It’s a matter of interpretation.
The fate of concealed guns in Missouri might come down to the meaning of one word.
“What does the word ‘shall’ mean?” said Rick Hardy, an MU professor of political science who has taught U.S. and Missouri constitutional law. “If ‘shall’ is permissive as opposed to restrictive, then you’ve got a different outcome.”
Missouri’s conceal-and-carry law, declared invalid by St. Louis Circuit Judge Steven Ohmer last week, stands a good chance of debate in the state Supreme Court. Attorney General Jay Nixon appealed to the high court to put the case on the fast track, though the court has not yet taken the case.

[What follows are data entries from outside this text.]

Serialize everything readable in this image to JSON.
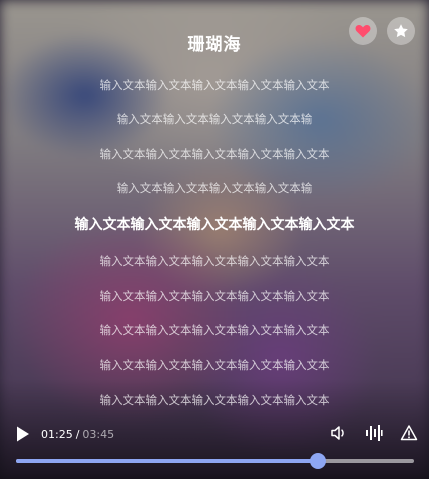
{
  "player": {
    "song_title": "珊瑚海",
    "liked": true,
    "favorite": false,
    "colors": {
      "accent": "#8ea6f3",
      "heart": "#ff4d6d"
    }
  },
  "lyrics": {
    "active_index": 4,
    "lines": [
      "输入文本输入文本输入文本输入文本输入文本",
      "输入文本输入文本输入文本输入文本输",
      "输入文本输入文本输入文本输入文本输入文本",
      "输入文本输入文本输入文本输入文本输",
      "输入文本输入文本输入文本输入文本输入文本",
      "输入文本输入文本输入文本输入文本输入文本",
      "输入文本输入文本输入文本输入文本输入文本",
      "输入文本输入文本输入文本输入文本输入文本",
      "输入文本输入文本输入文本输入文本输入文本",
      "输入文本输入文本输入文本输入文本输入文本"
    ]
  },
  "playback": {
    "current_time": "01:25",
    "separator": "/",
    "total_time": "03:45",
    "progress_fraction": 0.76,
    "icons": [
      "play-icon",
      "volume-icon",
      "sound-wave-icon",
      "warning-icon"
    ]
  }
}
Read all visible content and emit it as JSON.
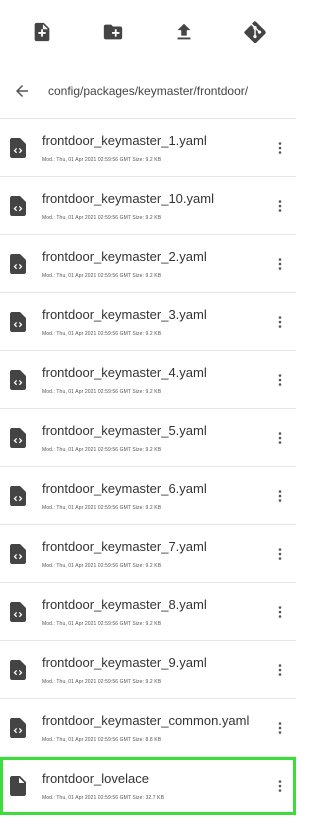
{
  "toolbar": {
    "icons": [
      "new-file-icon",
      "new-folder-icon",
      "upload-icon",
      "git-icon"
    ]
  },
  "path": {
    "current": "config/packages/keymaster/frontdoor/"
  },
  "files": [
    {
      "name": "frontdoor_keymaster_1.yaml",
      "meta": "Mod.: Thu, 01 Apr 2021 02:59:56 GMT  Size: 9.2 KB",
      "icon": "code-file-icon"
    },
    {
      "name": "frontdoor_keymaster_10.yaml",
      "meta": "Mod.: Thu, 01 Apr 2021 02:59:56 GMT  Size: 9.2 KB",
      "icon": "code-file-icon"
    },
    {
      "name": "frontdoor_keymaster_2.yaml",
      "meta": "Mod.: Thu, 01 Apr 2021 02:59:56 GMT  Size: 9.2 KB",
      "icon": "code-file-icon"
    },
    {
      "name": "frontdoor_keymaster_3.yaml",
      "meta": "Mod.: Thu, 01 Apr 2021 02:59:56 GMT  Size: 9.2 KB",
      "icon": "code-file-icon"
    },
    {
      "name": "frontdoor_keymaster_4.yaml",
      "meta": "Mod.: Thu, 01 Apr 2021 02:59:56 GMT  Size: 9.2 KB",
      "icon": "code-file-icon"
    },
    {
      "name": "frontdoor_keymaster_5.yaml",
      "meta": "Mod.: Thu, 01 Apr 2021 02:59:56 GMT  Size: 9.2 KB",
      "icon": "code-file-icon"
    },
    {
      "name": "frontdoor_keymaster_6.yaml",
      "meta": "Mod.: Thu, 01 Apr 2021 02:59:56 GMT  Size: 9.2 KB",
      "icon": "code-file-icon"
    },
    {
      "name": "frontdoor_keymaster_7.yaml",
      "meta": "Mod.: Thu, 01 Apr 2021 02:59:56 GMT  Size: 9.2 KB",
      "icon": "code-file-icon"
    },
    {
      "name": "frontdoor_keymaster_8.yaml",
      "meta": "Mod.: Thu, 01 Apr 2021 02:59:56 GMT  Size: 9.2 KB",
      "icon": "code-file-icon"
    },
    {
      "name": "frontdoor_keymaster_9.yaml",
      "meta": "Mod.: Thu, 01 Apr 2021 02:59:56 GMT  Size: 9.2 KB",
      "icon": "code-file-icon"
    },
    {
      "name": "frontdoor_keymaster_common.yaml",
      "meta": "Mod.: Thu, 01 Apr 2021 02:59:56 GMT  Size: 8.8 KB",
      "icon": "code-file-icon"
    },
    {
      "name": "frontdoor_lovelace",
      "meta": "Mod.: Thu, 01 Apr 2021 02:59:56 GMT  Size: 32.7 KB",
      "icon": "plain-file-icon",
      "selected": true
    }
  ],
  "colors": {
    "icon": "#444444",
    "divider": "#e6e6e6",
    "selection": "#3ddc3d"
  }
}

Ohmer’s decision hinged on a clause in the state constitution that affirms the right of citizens to bear arms in their defense. It also states, however, that “this shall not justify the wearing of concealed weapons.”
Hardy said if the case goes to the state Supreme Court, interpretation of that clause will be a matter of politics rather than constitutional sense.
“This is going to be a political decision disguised as a judicial decision,” Hardy said. “You can find legal fodder to make your case on either side.”
Of Missouri’s seven Supreme Court judges, four were appointed by Democrat governors and three by a Republican governor. Longtime court watcher John Ballard of Ashland said the justices tend to lean toward the political preferences of the governors who appointed them. In this case, however, Ballard said the question before the court is a linguistic one.
“Anyone displeased with court rulings always says, ‘This is political,’” said Ballard, who was state specialist in governmental affairs with MU until that extension program was discontinued in 1992.
“It will go to the Supreme Court directly because it deals with constitutional interpretation,” Ballard said.
Ballard has been a private consultant on government matters for about 12 years, and he said a majority of the questions he receives deal with reading and interpreting laws.
“There aren’t many rules” when it comes to making sense of legal language, Ballard said.
“Generally in interpreting law, ‘shall’ is taken to be mandatory,” Ballard said.
But without a clear precedent on conceal and carry, history is the question mark in this case — what attorneys call the “original intent” of the lawmakers.
“People are busy scouring things from 1875 trying to figure out what they meant,” said Kenneth Winn, Missouri’s state archivist.
Ohmer’s decision was the first answer to that question.
“Until now, there’s been no case on point as to what that phrase means,” said Richard Miller, an attorney for the plaintiffs who filed the lawsuit that waylaid the conceal-and-carry law.
“We didn’t find it, and the NRA didn’t find it,” Miller said.
Since the plaintiffs filed their suit, lawyers and reporters have been dredging up records of Missouri’s 1875 constitutional convention. Unfortunately, there aren’t many experts on the Missouri Constitution, said Roger Goldman, a professor of constitutional law at Saint Louis University.
“It’s not unusual that you can’t find people,” Goldman said. “State constitutions are typically ignored.”
Goldman said that’s why he wasn’t surprised that a constitutional question on this particular law took so long to emerge — after the law was debated, passed, vetoed and then voted into effect.
Although Gov. Bob Holden told the St. Louis Post-Dispatch he vetoed the law because he “didn’t think it was constitutional,” the veto order detailing his objections to the law makes no mention of the Missouri Constitution.